Introduction to Regulation of Markets in Crypto Assets (MiCA)
Following public consultations on 24 September 2020 the European Commission (EC) adopted a digital finance package. Intended to develop a competitive EU financial sector, the package includes a digital finance strategy and a proposal for crypto asset regulation. Once implemented with EU member states, it will allow consumers access to innovative financial products and provides consumer protection and financial stability.
MiCA strives to harmonize the legal framework pertaining to crypto assets at the EU level. MiCA is to apply in the territory of all member states upon being adopted. MiCA establishes the legal framework and market for crypto assets.

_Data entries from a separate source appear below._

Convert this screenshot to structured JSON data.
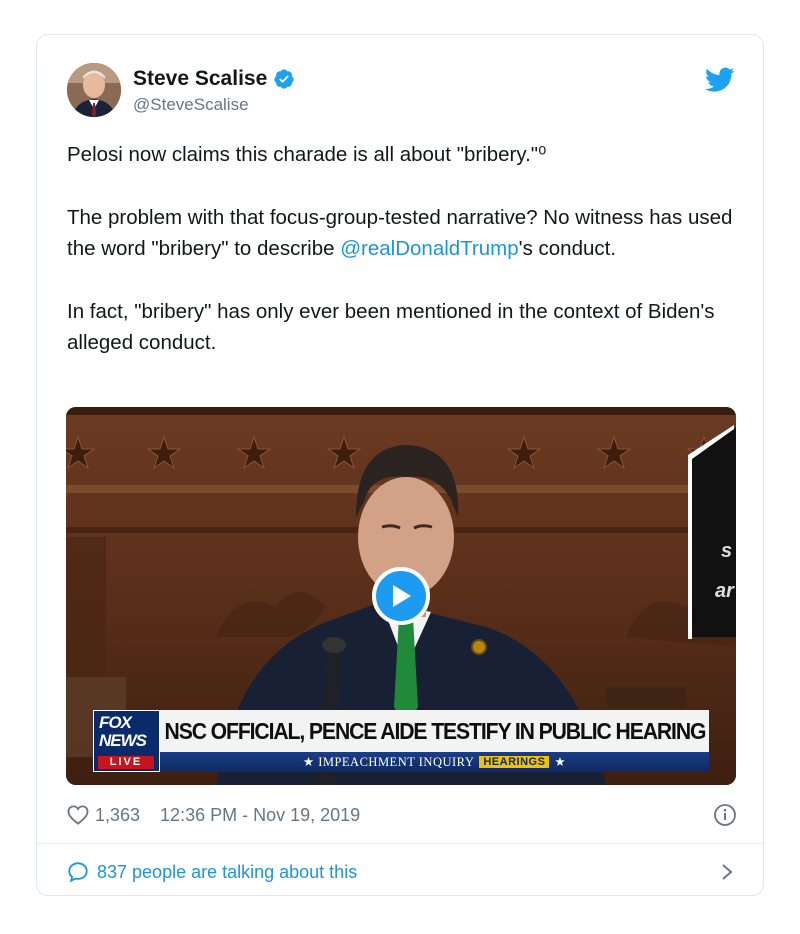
{
  "author": {
    "name": "Steve Scalise",
    "handle": "@SteveScalise"
  },
  "tweet": {
    "para1": "Pelosi now claims this charade is all about \"bribery.\"⁰",
    "para2_before": "The problem with that focus-group-tested narrative? No witness has used the word \"bribery\" to describe ",
    "para2_mention": "@realDonaldTrump",
    "para2_after": "'s conduct.",
    "para3": "In fact, \"bribery\" has only ever been mentioned in the context of Biden's alleged conduct."
  },
  "video": {
    "logo_line1": "FOX",
    "logo_line2": "NEWS",
    "logo_live": "LIVE",
    "headline": "NSC OFFICIAL, PENCE AIDE TESTIFY IN PUBLIC HEARING",
    "sub_left": "★ IMPEACHMENT INQUIRY",
    "sub_tag": "HEARINGS",
    "sub_right": "★",
    "sign_text_1": "s",
    "sign_text_2": "ar"
  },
  "meta": {
    "likes": "1,363",
    "timestamp": "12:36 PM - Nov 19, 2019"
  },
  "conversation": {
    "label": "837 people are talking about this"
  },
  "icons": {
    "verified": "verified-badge-icon",
    "bird": "twitter-bird-icon",
    "heart": "heart-icon",
    "info": "info-icon",
    "bubble": "speech-bubble-icon",
    "chevron": "chevron-right-icon",
    "play": "play-icon"
  },
  "colors": {
    "accent": "#1b95e0",
    "text": "#14171a",
    "muted": "#657786",
    "border": "#e1e8ed"
  }
}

It defines crypto asset issuers as „legal persons offering any crypto asset to the public or seeking to sell them via any trading platform“. It then seeks to regulate both issuers and crypto asset service providers (both of whom are generally unregulated at the EU level). Going forward, any company wanting to provide crypto asset related services in the EU must be in compliance with MiCA. Interestingly, MiCA does not apply to blockchain or any other technology which enables crypto assets to function. Nor, for that matter, will it apply to crypto assets issued and regulated by states and their central banks or those having the characteristics of financial instruments, or e-money (save for e-money tokens which are separately regulated by MiCA).

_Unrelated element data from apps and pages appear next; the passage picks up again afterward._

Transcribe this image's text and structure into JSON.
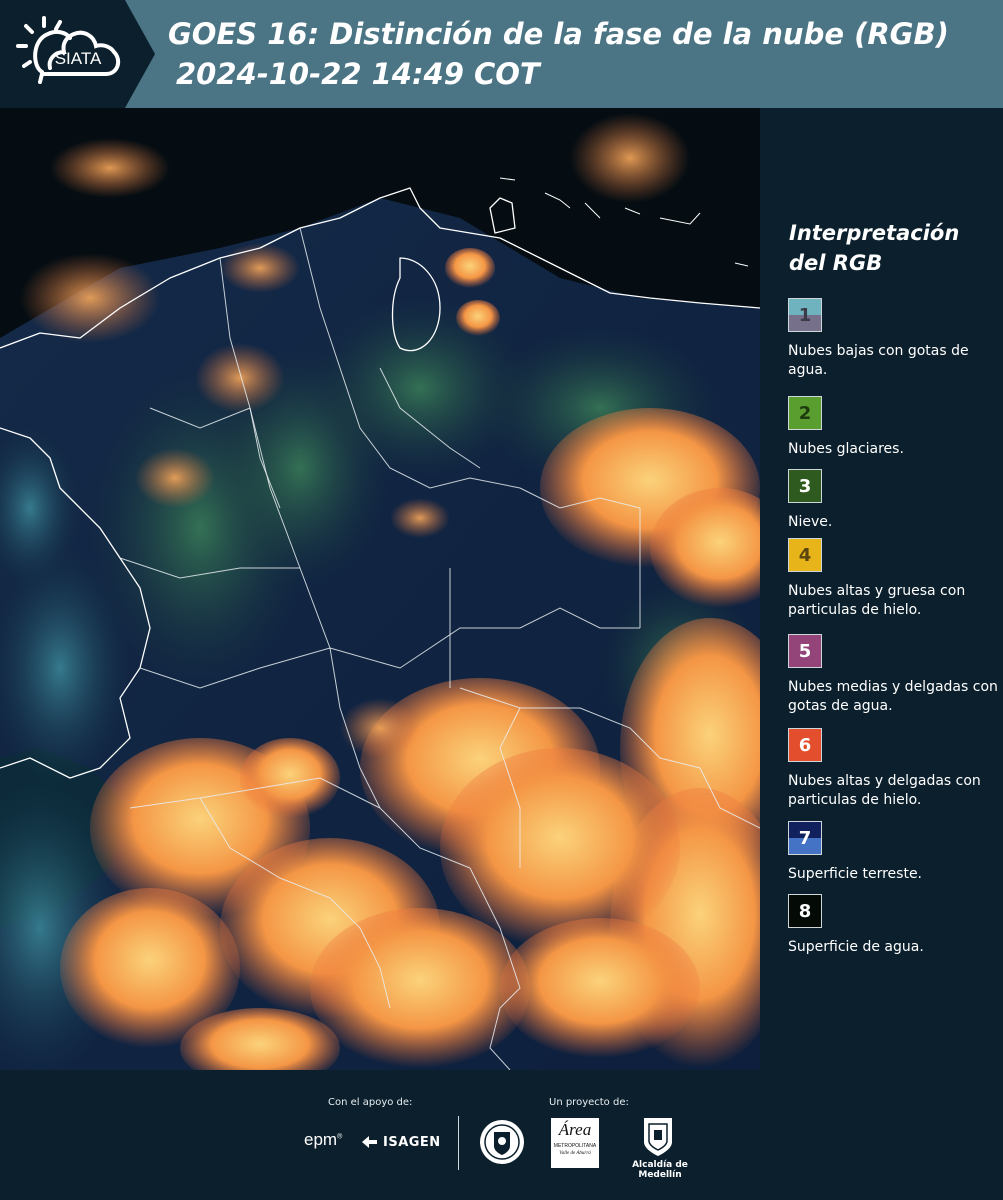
{
  "header": {
    "logo_text": "SIATA",
    "title_line1": "GOES 16: Distinción de la fase de la nube (RGB)",
    "title_line2": "2024-10-22 14:49 COT"
  },
  "legend": {
    "title": "Interpretación del RGB",
    "items": [
      {
        "number": "1",
        "label": "Nubes bajas con gotas de agua.",
        "color_top": "#6fb3bf",
        "color_bottom": "#77708a"
      },
      {
        "number": "2",
        "label": "Nubes glaciares.",
        "color_top": "#5a9e2f",
        "color_bottom": "#5a9e2f"
      },
      {
        "number": "3",
        "label": "Nieve.",
        "color_top": "#2f5a1f",
        "color_bottom": "#2f5a1f"
      },
      {
        "number": "4",
        "label": "Nubes altas y gruesa con particulas de hielo.",
        "color_top": "#e7b51a",
        "color_bottom": "#e7b51a"
      },
      {
        "number": "5",
        "label": "Nubes medias y delgadas con gotas de agua.",
        "color_top": "#93457a",
        "color_bottom": "#93457a"
      },
      {
        "number": "6",
        "label": "Nubes altas y delgadas con particulas de hielo.",
        "color_top": "#e34f2c",
        "color_bottom": "#e34f2c"
      },
      {
        "number": "7",
        "label": "Superficie terreste.",
        "color_top": "#10215e",
        "color_bottom": "#4472c4"
      },
      {
        "number": "8",
        "label": "Superficie de agua.",
        "color_top": "#040b06",
        "color_bottom": "#040b06"
      }
    ]
  },
  "footer": {
    "support_caption": "Con el apoyo de:",
    "project_caption": "Un proyecto de:",
    "sponsor_epm": "epm",
    "sponsor_isagen": "ISAGEN",
    "area_name": "Área",
    "area_subtitle": "METROPOLITANA",
    "area_subtitle2": "Valle de Aburrá",
    "alcaldia": "Alcaldía de Medellín"
  },
  "colors": {
    "header_band": "#4b7585",
    "panel": "#0b1f2c",
    "cloud_orange": "#f08a3c",
    "cloud_yellow": "#f5c35c",
    "border_lines": "#ffffff"
  }
}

In contrast with financial/investment service providers who enjoy an established legal framework for their EU operations, there is currently no single legal regulation at the EU level for crypto asset service providers seeking to do business within the single market. This absence, combined with the patchwork system of unilateral measures created by member states to cover the crypto assets market, has lead market participants and consumers to face legal uncertainty, inefficiency, and higher costs. There is also greater risk. The EU hopes MiCA will rectify this situation.
MiCA has four objectives. The first objective is one of legal certainty. For crypto-asset markets to develop within the EU, there is a need for a sound legal framework, clearly defining the regulatory treatment of all crypto-assets that are not covered by existing financial services legislation. The second objective is to support innovation. To promote the development of crypto-assets and the wider use of DLT, it is necessary to put in place a safe and proportionate framework to support innovation and fair competition. The third objective is to instil appropriate levels of customer and investor protection and market integrity. The fourth objective is to ensure financial stability. While some have a quite limited scope and use, others, such as the emerging category od „stablecoins“, have the potential to become widely accepted and potentially systemic.

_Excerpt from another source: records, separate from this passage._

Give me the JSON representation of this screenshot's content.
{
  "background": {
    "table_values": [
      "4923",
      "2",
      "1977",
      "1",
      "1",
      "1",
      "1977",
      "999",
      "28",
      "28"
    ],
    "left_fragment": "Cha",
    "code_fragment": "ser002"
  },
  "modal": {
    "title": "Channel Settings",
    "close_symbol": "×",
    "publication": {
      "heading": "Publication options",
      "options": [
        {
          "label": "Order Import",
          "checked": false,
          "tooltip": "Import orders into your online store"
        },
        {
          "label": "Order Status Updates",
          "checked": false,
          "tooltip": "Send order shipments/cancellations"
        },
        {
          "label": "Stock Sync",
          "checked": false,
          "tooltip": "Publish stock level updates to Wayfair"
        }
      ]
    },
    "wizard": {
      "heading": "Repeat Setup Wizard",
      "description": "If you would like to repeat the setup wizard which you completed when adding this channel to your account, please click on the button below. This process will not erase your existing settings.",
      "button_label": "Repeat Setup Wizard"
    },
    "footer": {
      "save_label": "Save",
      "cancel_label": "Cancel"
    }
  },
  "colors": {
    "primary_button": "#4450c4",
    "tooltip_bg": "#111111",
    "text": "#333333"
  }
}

The MiCA provides the following activities are subject to regulation:
- Crypto asset custody and administration on behalf of third parties;
- Crypto asset trading platform operation;
- Crypto asset exchange for legal tender;
- Crypto asset exchange for other crypto assets;
- Crypto asset order execution on behalf of third parties placing crypto assets;
- Crypto asset order reception and transmission on behalf of third parties; and
- Provision of crypto asset advice.
To obtain a license to provide crypto related services in the EU, a legal entity must have a registered seat in the EU. The legal entity may then submit a request to the competent authority of that EU member state. Upon satisfying all required conditions, the legal entity should receive a permit which may be passported throughout the EU.
The minimum founding capital for crypto asset service providers varies, depending on the type of service, is 50,000 euros, 125,000 euros and 150,000 euros.
Just as in the traditional financial industry where issuer are generally obliged to publish a prospectus, MiCA requires all crypto asset issuers to public a white paper before distributing respective crypto assets to public. The crypto-asset white paper shall be drawn up in a language accepted by the competent authority of the home Member State and, if offered in another Member State, either in a language accepted by the competent authorities of each host Member State notified or in a language customary in the sphere of international finance. The respective summary shall be drawn up in a language accept by the competent authority of the home Member State and in the languages accept by the competent authorities of each host Member State. It should include namely:
- Basic information about the issuer;
- The characteristics of the crypto property to be issued;
- The rights and obligations arising from the crypto assets; and
- The technology behind the project.
The white paper must be submitted to the competent authority at least 20 days before publication, and is not subject to approval. Once published on the issuer’s website, it can be marketed throughout the European Economic Area. The home member states will supervise domestic crypto asset issuers.
Consumers will have a period of 14 calendar days to, cost and condition free, withdraw from their agreement to purchase crypto assets. Finally, due to blockchain´s inherent complexity, lack of security and risk, crypto asset issuers must provide appropriate security measures to protect investors‘ funds.
The national authorities may impose fines of up to 5,000,000 euros or 3% of legal entities´ annual turnover, or 700,000 euros for natural persons. Interestingly, penalties provided by MiCA are separate from the sanctions provided for by the national laws of the member states, which remain in force.